British food and drink producers can compete for a share of £20 million in government funding to support projects to boost the public’s nutritional intake. The scheme, Better Food for All, was launched to encourage the development of affordable, accessible and sustainable innovations around commonly consumed products. Businesses can partner with other organisations to apply for funding, and have until the 29th March to submit their bids.
According to research conducted by Vypr, less than 35% of Brits participated in Dry January, with just under 10% more men than women taking on the challenge. When asked why they weren’t participating in Dry January, 57% of consumers responded that they enjoyed having a drink, with 22% stating that they didn’t drink and 7% saying it was too much effort or they didn’t have the support of family and friends.
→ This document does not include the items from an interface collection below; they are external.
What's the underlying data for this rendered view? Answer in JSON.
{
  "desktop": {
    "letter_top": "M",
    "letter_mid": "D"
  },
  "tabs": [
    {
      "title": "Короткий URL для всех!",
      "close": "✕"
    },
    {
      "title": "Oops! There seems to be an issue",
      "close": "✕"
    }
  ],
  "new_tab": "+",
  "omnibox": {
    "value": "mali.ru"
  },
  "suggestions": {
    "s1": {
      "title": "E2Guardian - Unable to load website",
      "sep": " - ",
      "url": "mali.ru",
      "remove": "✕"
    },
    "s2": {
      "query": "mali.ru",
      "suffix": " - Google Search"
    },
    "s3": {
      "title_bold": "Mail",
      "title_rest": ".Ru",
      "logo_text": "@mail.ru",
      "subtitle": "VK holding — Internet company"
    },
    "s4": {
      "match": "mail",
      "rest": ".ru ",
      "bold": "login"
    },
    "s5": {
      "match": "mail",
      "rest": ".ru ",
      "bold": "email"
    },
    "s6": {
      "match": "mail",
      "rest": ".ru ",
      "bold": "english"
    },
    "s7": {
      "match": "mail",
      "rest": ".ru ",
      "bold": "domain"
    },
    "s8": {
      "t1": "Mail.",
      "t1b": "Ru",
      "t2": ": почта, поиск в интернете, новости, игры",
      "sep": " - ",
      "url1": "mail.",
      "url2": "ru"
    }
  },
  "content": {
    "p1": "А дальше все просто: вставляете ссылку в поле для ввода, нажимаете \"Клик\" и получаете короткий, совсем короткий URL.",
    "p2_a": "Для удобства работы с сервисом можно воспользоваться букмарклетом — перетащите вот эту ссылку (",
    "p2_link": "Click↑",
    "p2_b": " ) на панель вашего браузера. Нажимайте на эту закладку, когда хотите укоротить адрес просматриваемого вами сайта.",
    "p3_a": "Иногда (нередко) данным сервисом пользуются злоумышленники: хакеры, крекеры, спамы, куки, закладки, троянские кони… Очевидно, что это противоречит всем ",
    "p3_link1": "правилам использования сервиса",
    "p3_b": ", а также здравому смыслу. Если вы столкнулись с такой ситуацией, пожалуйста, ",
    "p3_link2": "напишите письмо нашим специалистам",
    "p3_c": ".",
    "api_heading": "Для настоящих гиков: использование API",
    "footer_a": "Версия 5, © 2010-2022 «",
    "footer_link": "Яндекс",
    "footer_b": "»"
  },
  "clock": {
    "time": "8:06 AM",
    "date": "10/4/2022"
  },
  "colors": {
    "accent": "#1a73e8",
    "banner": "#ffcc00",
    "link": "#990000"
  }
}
Those taking part in Dry January had different reasons for joining the challenge. 42% said it was for health benefits, and 33% said it saved money. The post-Christmas and New Year detox accounted for 30% of consumers, and 20% said it was part of wider lifestyle changes.
With UK recession concerns front of mind, a new study has found that one in six (16%) of food and drink businesses say it is a key factor preventing them from implementing digitisation projects for their sales and marketing functions, stifling their business growth and keeping them behind tech-savvy competitors.
James Clarkson, CEO of Adventoris, commented, “As 2023 gets underway, these findings lay bare the impact the current economic climate is having on firms in the food and drink industry and it is disheartening to see the toll inflation and rising energy costs are taking. So many businesses are being held back from reaching their true potential through being unable to progress with plans to adopt digital processes.”